How can a focus on equality and human rights improve the quality of care in times of financial constraint?
We often see equality and human rights as a challenge, rarely as a solution.
Yet there is growing evidence that equality and human rights for people using services and staff needs to play a central role in improving the quality of care. We are finding that some of the best providers are doing this successfully – even in times of constraint.
Why pay attention to equality and human rights?
Paying attention to equality and human rights improves care as it gives people the outcomes they want.
Human rights covers the FREDA principles of:
Outstanding providers have tackled this by putting better outcomes for people at the heart of their service development.
Person-centred care is essential because it:
- is based on respect and autonomy
- meets individual needs so helps achieve equality.
The model – A person centred view
A focus on equity of access, promoting human rights, equally good experience of care and equity in outcomes will create good quality care for all.
Attention to equality and human rights is also needed at a service, rather than an individual, level to tackle specific quality improvement issues.
- There is a link between equality and inclusion for health and social care staff and quality of care
- Improving workforce equality can reduce costs by reducing staff turnover, absenteeism and disciplinary action.
- A diverse workforce adds value to the organisation.
For people using the service, addressing equality and human rights can both improve the quality of care and save costs. For example:
- sending information in appropriate formats or languages could reduce missed appointments
- environmental adaptations in social care services can increase autonomy
- welcoming, easily accessible services can lead to earlier diagnosis and treatment

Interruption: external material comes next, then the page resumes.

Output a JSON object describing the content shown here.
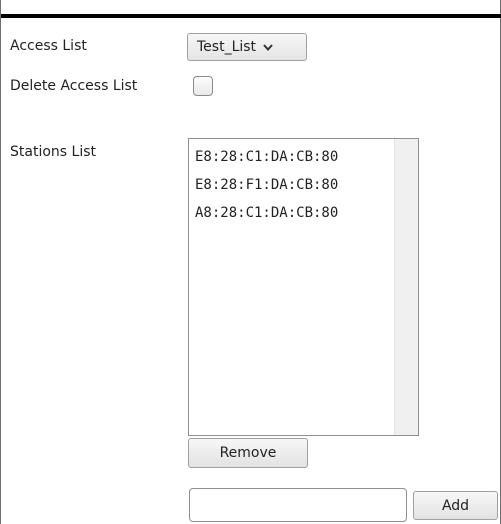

We see links between quality ratings and how providers perform on equality and human rights.
A focus on equality and human rights can save the country money. For example:
- ill health, or a deterioration in people’s health, can be prevented if health inequalities or barriers to accessing services are tackled
- ill health leads to lower productivity and higher welfare costs
- services can help enable people to participate socially and economically.
Considering equality and human rights is often a legal requirement.
- CQC regulations underpin our work to register, monitor and inspect health and care services. They are designed to ensure that people using services have their human rights upheld.
- The Mental Capacity Act 2005 gives specific human rights protection to adults who may not be able to make particular decisions.
- Service providers must comply with equality legislation
It aims to help providers put equality and human rights at the heart of their improvement work so that the quality of care gets better for everyone.
We looked at case studies and identified nine common success factors. We illustrate these with examples.
We also look at how:
- focusing on equality and human rights can minimise the impact of challenges in times of financial constraint
- commissioners, regulators and policy-makers can support providers to focus on this issue
- equality and human rights can be advanced beyond provider boundaries - empowering people and communities and including area-based approaches to care .
We have produced this resource in partnership with key healthcare and equality organisations.
- Last updated:
- 27 September 2017